They passed the time in coffee shops and gas stations, waiting more than 48 hours for traffic on B.C.’s Coquihalla Highway to budge from a virtual standstill brought on by last week’s heavy snow and freezing rain. They were the lucky ones.

Some motorists trapped in their vehicles along the frozen highway were forced to spend the night in their cars after every major highway linking the Lower Mainland with the rest of the province was closed due to harsh winter weather.

“You can’t turn around. You can’t do nothing. You’re just stopped in the middle of the highway,” one commercial truck driver told CTV Vancouver. “You’re in the truck, and you can’t even get out because there’s snow everywhere.”

Officials halted the Coquihalla Highway, also known as British Columbia Highway 5, between Hope, B.C. and Merritt, B.C. in both directions on Thursday due to extremely icy conditions.

Hope is about 150 kilometers east of Vancouver.

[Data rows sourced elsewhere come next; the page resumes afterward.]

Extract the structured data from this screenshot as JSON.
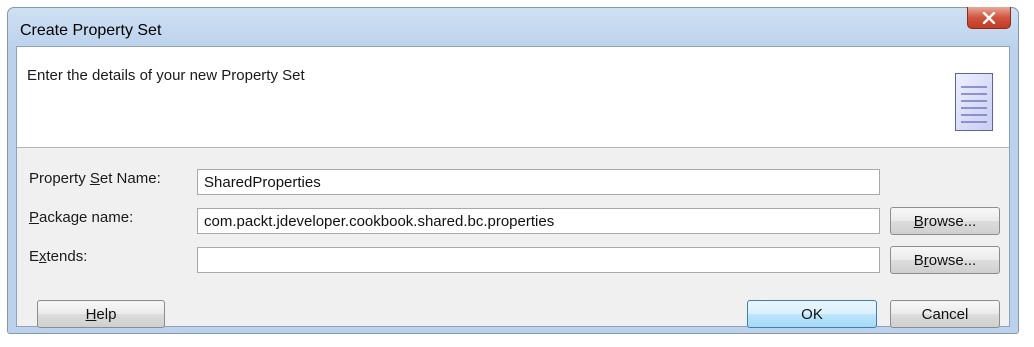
{
  "window": {
    "title": "Create Property Set",
    "close_glyph": "x"
  },
  "header": {
    "text": "Enter the details of your new Property Set",
    "icon": "document-lines-icon"
  },
  "form": {
    "property_set_name": {
      "label_pre": "Property ",
      "label_mnemonic": "S",
      "label_post": "et Name:",
      "value": "SharedProperties"
    },
    "package_name": {
      "label_pre": "",
      "label_mnemonic": "P",
      "label_post": "ackage name:",
      "value": "com.packt.jdeveloper.cookbook.shared.bc.properties"
    },
    "extends": {
      "label_pre": "E",
      "label_mnemonic": "x",
      "label_post": "tends:",
      "value": ""
    }
  },
  "buttons": {
    "browse_package": {
      "mnemonic": "B",
      "rest": "rowse..."
    },
    "browse_extends": {
      "pre": "B",
      "mnemonic": "r",
      "rest": "owse..."
    },
    "help": {
      "mnemonic": "H",
      "rest": "elp"
    },
    "ok": "OK",
    "cancel": "Cancel"
  },
  "colors": {
    "title_bar": "#bcd2ec",
    "close_button": "#c8452f",
    "dialog_bg": "#f0f0f0",
    "default_button": "#bee6fd"
  }
}
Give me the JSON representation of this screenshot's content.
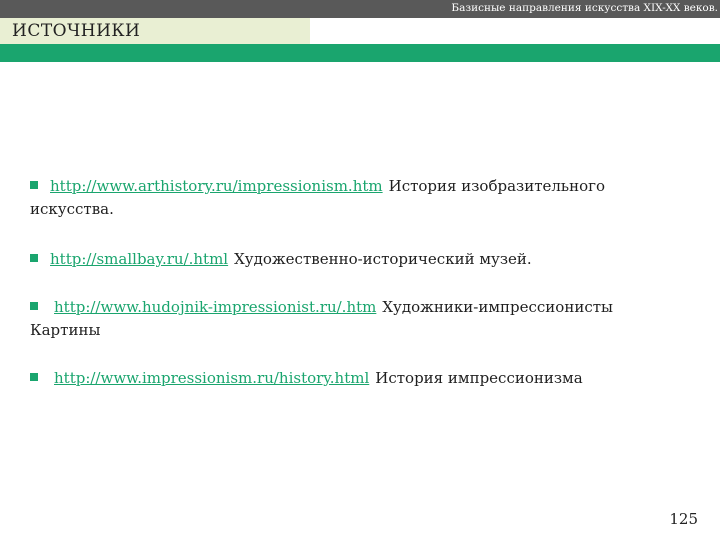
{
  "header": {
    "course_title": "Базисные направления искусства XIX-XX веков.",
    "section_title": "ИСТОЧНИКИ"
  },
  "sources": [
    {
      "url": "http://www.arthistory.ru/impressionism.htm",
      "description": "История изобразительного",
      "description_cont": "искусства."
    },
    {
      "url": "http://smallbay.ru/.html",
      "description": "Художественно-исторический музей.",
      "description_cont": ""
    },
    {
      "url": "http://www.hudojnik-impressionist.ru/.htm",
      "description": "Художники-импрессионисты",
      "description_cont": "Картины"
    },
    {
      "url": "http://www.impressionism.ru/history.html",
      "description": "История импрессионизма",
      "description_cont": ""
    }
  ],
  "page_number": "125",
  "colors": {
    "accent": "#1aa56e",
    "header_bar": "#595959",
    "title_background": "#e9efd3"
  }
}
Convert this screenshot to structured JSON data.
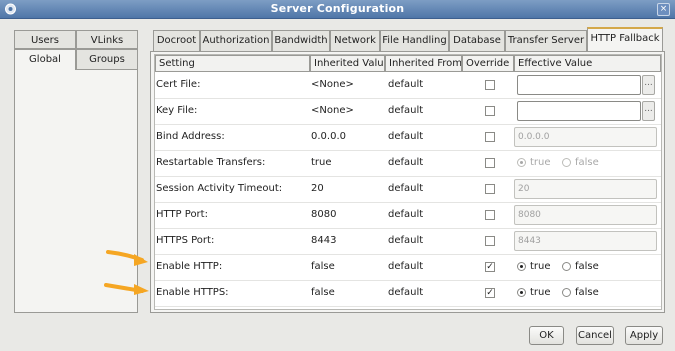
{
  "window": {
    "title": "Server Configuration"
  },
  "left_tabs": [
    {
      "label": "Users"
    },
    {
      "label": "VLinks"
    },
    {
      "label": "Global"
    },
    {
      "label": "Groups"
    }
  ],
  "right_tabs": [
    {
      "label": "Docroot"
    },
    {
      "label": "Authorization"
    },
    {
      "label": "Bandwidth"
    },
    {
      "label": "Network"
    },
    {
      "label": "File Handling"
    },
    {
      "label": "Database"
    },
    {
      "label": "Transfer Server"
    },
    {
      "label": "HTTP Fallback"
    }
  ],
  "table": {
    "headers": [
      "Setting",
      "Inherited Value",
      "Inherited From",
      "Override",
      "Effective Value"
    ],
    "rows": [
      {
        "setting": "Cert File:",
        "inherited_value": "<None>",
        "inherited_from": "default",
        "override": false,
        "effective": "",
        "effective_type": "file"
      },
      {
        "setting": "Key File:",
        "inherited_value": "<None>",
        "inherited_from": "default",
        "override": false,
        "effective": "",
        "effective_type": "file"
      },
      {
        "setting": "Bind Address:",
        "inherited_value": "0.0.0.0",
        "inherited_from": "default",
        "override": false,
        "effective": "0.0.0.0",
        "effective_type": "text-disabled"
      },
      {
        "setting": "Restartable Transfers:",
        "inherited_value": "true",
        "inherited_from": "default",
        "override": false,
        "effective": "true",
        "effective_type": "radio-disabled"
      },
      {
        "setting": "Session Activity Timeout:",
        "inherited_value": "20",
        "inherited_from": "default",
        "override": false,
        "effective": "20",
        "effective_type": "text-disabled"
      },
      {
        "setting": "HTTP Port:",
        "inherited_value": "8080",
        "inherited_from": "default",
        "override": false,
        "effective": "8080",
        "effective_type": "text-disabled"
      },
      {
        "setting": "HTTPS Port:",
        "inherited_value": "8443",
        "inherited_from": "default",
        "override": false,
        "effective": "8443",
        "effective_type": "text-disabled"
      },
      {
        "setting": "Enable HTTP:",
        "inherited_value": "false",
        "inherited_from": "default",
        "override": true,
        "effective": "true",
        "effective_type": "radio"
      },
      {
        "setting": "Enable HTTPS:",
        "inherited_value": "false",
        "inherited_from": "default",
        "override": true,
        "effective": "true",
        "effective_type": "radio"
      }
    ],
    "radio_labels": {
      "true": "true",
      "false": "false"
    },
    "browse_label": "..."
  },
  "buttons": {
    "ok": "OK",
    "cancel": "Cancel",
    "apply": "Apply"
  },
  "annotations": {
    "arrow_color": "#f5a623",
    "arrow_rows": [
      "Enable HTTP:",
      "Enable HTTPS:"
    ]
  },
  "colors": {
    "titlebar": "#5a7fb0",
    "active_tab_accent": "#d4a84a"
  }
}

The B.C. Ministry of Transportation and Infrastructure warned of “significant delays in both directions due to traffic volume and congestion,” as vehicles dealt with compact snow, icy roads, pooling water and dense fog.

Officials cautiously reopened the highway on Friday, but decided to close it again in both directions a few hours later, as conditions deteriorated and some transport trucks lost control and spun out.

DriveBC tweeted that the highway was reopened by about 4 a.m. local time on Saturday.

The shutdown caused a massive traffic snarl that delayed drivers for hours after lanes reopened.

Many questioned why they were allowed to set out along the slippery route in the first place. Others simply resigned themselves to an evening of “car camping” as night fell.

For one group of stranded travellers, the slick tarmac became an impromptu rink for a game of street hockey.

The province says closing roads is not something it takes lightly. Mike Lorimer, the regional director for the B.C. Ministry of Transportation and Infrastructures, said routes like the Coquihalla Highway can be especially treacherous when hit with snow and freezing rain.

“It is an incredibly challenging highway,” he said. “It has a big snow belt. It (was) definitely winter conditions. Really unprecedented levels of freezing rain (that) we couldn’t stay on top of. (There were) so many vehicles trying to get though there.”

Now that the weather has improved and tempers have cooled, many have said the province was right to exercise caution. If nothing else, the experience has given hundreds of people a classic Canadian winter driving story to tell.

With a report from CTV Vancouver’s Sarah MacDonald